ACTIVITY — All of the data below should be copied exactly as it stands.

BEGIN

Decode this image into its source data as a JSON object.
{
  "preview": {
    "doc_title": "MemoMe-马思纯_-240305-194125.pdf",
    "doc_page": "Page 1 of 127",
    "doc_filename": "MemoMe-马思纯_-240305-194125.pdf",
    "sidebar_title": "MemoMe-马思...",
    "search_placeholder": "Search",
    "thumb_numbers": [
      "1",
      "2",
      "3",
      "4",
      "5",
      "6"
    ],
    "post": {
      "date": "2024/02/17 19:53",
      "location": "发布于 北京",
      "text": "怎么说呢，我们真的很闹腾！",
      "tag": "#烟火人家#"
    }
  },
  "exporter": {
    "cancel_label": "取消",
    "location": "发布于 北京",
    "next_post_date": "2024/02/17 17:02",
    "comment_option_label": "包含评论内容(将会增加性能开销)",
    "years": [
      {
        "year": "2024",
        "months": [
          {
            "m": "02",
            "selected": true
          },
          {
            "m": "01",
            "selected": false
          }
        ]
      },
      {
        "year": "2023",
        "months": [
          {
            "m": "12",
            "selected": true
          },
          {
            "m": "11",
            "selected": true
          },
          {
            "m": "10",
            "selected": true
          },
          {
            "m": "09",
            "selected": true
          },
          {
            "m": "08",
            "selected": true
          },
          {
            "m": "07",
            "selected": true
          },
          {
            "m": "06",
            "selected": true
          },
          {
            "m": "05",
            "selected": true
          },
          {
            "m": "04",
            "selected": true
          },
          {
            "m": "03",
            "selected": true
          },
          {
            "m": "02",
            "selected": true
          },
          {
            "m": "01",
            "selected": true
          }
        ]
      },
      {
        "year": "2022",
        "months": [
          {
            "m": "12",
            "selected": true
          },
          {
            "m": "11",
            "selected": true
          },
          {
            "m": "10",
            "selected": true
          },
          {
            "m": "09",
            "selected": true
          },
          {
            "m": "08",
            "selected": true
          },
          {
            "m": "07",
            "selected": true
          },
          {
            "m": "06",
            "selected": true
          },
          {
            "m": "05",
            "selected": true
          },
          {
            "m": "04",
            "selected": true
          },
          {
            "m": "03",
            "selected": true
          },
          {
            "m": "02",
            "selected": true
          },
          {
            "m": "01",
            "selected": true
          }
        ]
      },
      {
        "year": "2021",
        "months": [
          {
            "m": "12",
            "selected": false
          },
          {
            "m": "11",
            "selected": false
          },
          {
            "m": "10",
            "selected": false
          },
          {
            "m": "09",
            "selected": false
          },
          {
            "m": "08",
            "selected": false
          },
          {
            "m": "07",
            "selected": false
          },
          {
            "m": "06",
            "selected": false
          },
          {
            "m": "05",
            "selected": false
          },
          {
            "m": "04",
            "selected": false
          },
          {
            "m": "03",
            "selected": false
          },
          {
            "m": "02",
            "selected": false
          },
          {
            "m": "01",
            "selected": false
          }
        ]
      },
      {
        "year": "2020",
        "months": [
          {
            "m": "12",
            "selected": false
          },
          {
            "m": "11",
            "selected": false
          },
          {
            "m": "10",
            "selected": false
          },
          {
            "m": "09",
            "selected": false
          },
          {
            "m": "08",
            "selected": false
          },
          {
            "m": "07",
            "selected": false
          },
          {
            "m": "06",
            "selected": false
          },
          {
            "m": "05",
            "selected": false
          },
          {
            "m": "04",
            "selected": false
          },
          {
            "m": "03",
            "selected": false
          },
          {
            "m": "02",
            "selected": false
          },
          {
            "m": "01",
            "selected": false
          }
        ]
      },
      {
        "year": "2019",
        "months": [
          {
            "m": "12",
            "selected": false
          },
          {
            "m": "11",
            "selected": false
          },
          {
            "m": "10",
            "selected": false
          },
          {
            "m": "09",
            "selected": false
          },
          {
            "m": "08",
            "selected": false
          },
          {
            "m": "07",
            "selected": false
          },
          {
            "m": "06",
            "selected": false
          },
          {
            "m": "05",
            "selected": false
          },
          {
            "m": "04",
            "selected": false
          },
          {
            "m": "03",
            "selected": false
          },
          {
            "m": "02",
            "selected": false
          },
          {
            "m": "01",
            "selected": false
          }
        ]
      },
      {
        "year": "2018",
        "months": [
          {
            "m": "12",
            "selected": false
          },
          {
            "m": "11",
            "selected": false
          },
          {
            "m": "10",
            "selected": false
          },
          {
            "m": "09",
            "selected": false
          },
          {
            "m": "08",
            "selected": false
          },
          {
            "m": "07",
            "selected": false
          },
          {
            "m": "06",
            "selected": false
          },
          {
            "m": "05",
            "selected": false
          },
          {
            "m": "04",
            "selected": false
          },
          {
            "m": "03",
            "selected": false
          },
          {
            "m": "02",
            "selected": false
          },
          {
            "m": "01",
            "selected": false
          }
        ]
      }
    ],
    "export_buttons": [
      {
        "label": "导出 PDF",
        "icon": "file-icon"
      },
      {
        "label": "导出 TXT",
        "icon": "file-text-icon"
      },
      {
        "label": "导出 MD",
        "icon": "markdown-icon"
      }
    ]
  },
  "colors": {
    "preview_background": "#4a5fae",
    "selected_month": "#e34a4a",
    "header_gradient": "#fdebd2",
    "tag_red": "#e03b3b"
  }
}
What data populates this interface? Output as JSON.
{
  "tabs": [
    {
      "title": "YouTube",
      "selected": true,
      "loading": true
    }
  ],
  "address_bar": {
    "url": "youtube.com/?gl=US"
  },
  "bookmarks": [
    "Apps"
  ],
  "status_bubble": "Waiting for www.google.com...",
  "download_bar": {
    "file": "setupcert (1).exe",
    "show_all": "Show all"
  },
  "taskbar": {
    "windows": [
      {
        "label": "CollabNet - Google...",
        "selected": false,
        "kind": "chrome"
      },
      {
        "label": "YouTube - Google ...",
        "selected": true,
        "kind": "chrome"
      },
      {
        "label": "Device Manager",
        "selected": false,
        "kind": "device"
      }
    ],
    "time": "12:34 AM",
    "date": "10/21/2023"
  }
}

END

REPLY TO THE TASK —
Decode this image into its source data as a JSON object.
{
  "preview": {
    "doc_title": "MemoMe-马思纯_-240305-194125.pdf",
    "doc_page": "Page 1 of 127",
    "doc_filename": "MemoMe-马思纯_-240305-194125.pdf",
    "sidebar_title": "MemoMe-马思...",
    "search_placeholder": "Search",
    "thumb_numbers": [
      "1",
      "2",
      "3",
      "4",
      "5",
      "6"
    ],
    "post": {
      "date": "2024/02/17 19:53",
      "location": "发布于 北京",
      "text": "怎么说呢，我们真的很闹腾！",
      "tag": "#烟火人家#"
    }
  },
  "exporter": {
    "cancel_label": "取消",
    "location": "发布于 北京",
    "next_post_date": "2024/02/17 17:02",
    "comment_option_label": "包含评论内容(将会增加性能开销)",
    "years": [
      {
        "year": "2024",
        "months": [
          {
            "m": "02",
            "selected": true
          },
          {
            "m": "01",
            "selected": false
          }
        ]
      },
      {
        "year": "2023",
        "months": [
          {
            "m": "12",
            "selected": true
          },
          {
            "m": "11",
            "selected": true
          },
          {
            "m": "10",
            "selected": true
          },
          {
            "m": "09",
            "selected": true
          },
          {
            "m": "08",
            "selected": true
          },
          {
            "m": "07",
            "selected": true
          },
          {
            "m": "06",
            "selected": true
          },
          {
            "m": "05",
            "selected": true
          },
          {
            "m": "04",
            "selected": true
          },
          {
            "m": "03",
            "selected": true
          },
          {
            "m": "02",
            "selected": true
          },
          {
            "m": "01",
            "selected": true
          }
        ]
      },
      {
        "year": "2022",
        "months": [
          {
            "m": "12",
            "selected": true
          },
          {
            "m": "11",
            "selected": true
          },
          {
            "m": "10",
            "selected": true
          },
          {
            "m": "09",
            "selected": true
          },
          {
            "m": "08",
            "selected": true
          },
          {
            "m": "07",
            "selected": true
          },
          {
            "m": "06",
            "selected": true
          },
          {
            "m": "05",
            "selected": true
          },
          {
            "m": "04",
            "selected": true
          },
          {
            "m": "03",
            "selected": true
          },
          {
            "m": "02",
            "selected": true
          },
          {
            "m": "01",
            "selected": true
          }
        ]
      },
      {
        "year": "2021",
        "months": [
          {
            "m": "12",
            "selected": false
          },
          {
            "m": "11",
            "selected": false
          },
          {
            "m": "10",
            "selected": false
          },
          {
            "m": "09",
            "selected": false
          },
          {
            "m": "08",
            "selected": false
          },
          {
            "m": "07",
            "selected": false
          },
          {
            "m": "06",
            "selected": false
          },
          {
            "m": "05",
            "selected": false
          },
          {
            "m": "04",
            "selected": false
          },
          {
            "m": "03",
            "selected": false
          },
          {
            "m": "02",
            "selected": false
          },
          {
            "m": "01",
            "selected": false
          }
        ]
      },
      {
        "year": "2020",
        "months": [
          {
            "m": "12",
            "selected": false
          },
          {
            "m": "11",
            "selected": false
          },
          {
            "m": "10",
            "selected": false
          },
          {
            "m": "09",
            "selected": false
          },
          {
            "m": "08",
            "selected": false
          },
          {
            "m": "07",
            "selected": false
          },
          {
            "m": "06",
            "selected": false
          },
          {
            "m": "05",
            "selected": false
          },
          {
            "m": "04",
            "selected": false
          },
          {
            "m": "03",
            "selected": false
          },
          {
            "m": "02",
            "selected": false
          },
          {
            "m": "01",
            "selected": false
          }
        ]
      },
      {
        "year": "2019",
        "months": [
          {
            "m": "12",
            "selected": false
          },
          {
            "m": "11",
            "selected": false
          },
          {
            "m": "10",
            "selected": false
          },
          {
            "m": "09",
            "selected": false
          },
          {
            "m": "08",
            "selected": false
          },
          {
            "m": "07",
            "selected": false
          },
          {
            "m": "06",
            "selected": false
          },
          {
            "m": "05",
            "selected": false
          },
          {
            "m": "04",
            "selected": false
          },
          {
            "m": "03",
            "selected": false
          },
          {
            "m": "02",
            "selected": false
          },
          {
            "m": "01",
            "selected": false
          }
        ]
      },
      {
        "year": "2018",
        "months": [
          {
            "m": "12",
            "selected": false
          },
          {
            "m": "11",
            "selected": false
          },
          {
            "m": "10",
            "selected": false
          },
          {
            "m": "09",
            "selected": false
          },
          {
            "m": "08",
            "selected": false
          },
          {
            "m": "07",
            "selected": false
          },
          {
            "m": "06",
            "selected": false
          },
          {
            "m": "05",
            "selected": false
          },
          {
            "m": "04",
            "selected": false
          },
          {
            "m": "03",
            "selected": false
          },
          {
            "m": "02",
            "selected": false
          },
          {
            "m": "01",
            "selected": false
          }
        ]
      }
    ],
    "export_buttons": [
      {
        "label": "导出 PDF",
        "icon": "file-icon"
      },
      {
        "label": "导出 TXT",
        "icon": "file-text-icon"
      },
      {
        "label": "导出 MD",
        "icon": "markdown-icon"
      }
    ]
  },
  "colors": {
    "preview_background": "#4a5fae",
    "selected_month": "#e34a4a",
    "header_gradient": "#fdebd2",
    "tag_red": "#e03b3b"
  }
}
What data populates this interface? Output as JSON.
{
  "tabs": [
    {
      "title": "YouTube",
      "selected": true,
      "loading": true
    }
  ],
  "address_bar": {
    "url": "youtube.com/?gl=US"
  },
  "bookmarks": [
    "Apps"
  ],
  "status_bubble": "Waiting for www.google.com...",
  "download_bar": {
    "file": "setupcert (1).exe",
    "show_all": "Show all"
  },
  "taskbar": {
    "windows": [
      {
        "label": "CollabNet - Google...",
        "selected": false,
        "kind": "chrome"
      },
      {
        "label": "YouTube - Google ...",
        "selected": true,
        "kind": "chrome"
      },
      {
        "label": "Device Manager",
        "selected": false,
        "kind": "device"
      }
    ],
    "time": "12:34 AM",
    "date": "10/21/2023"
  }
}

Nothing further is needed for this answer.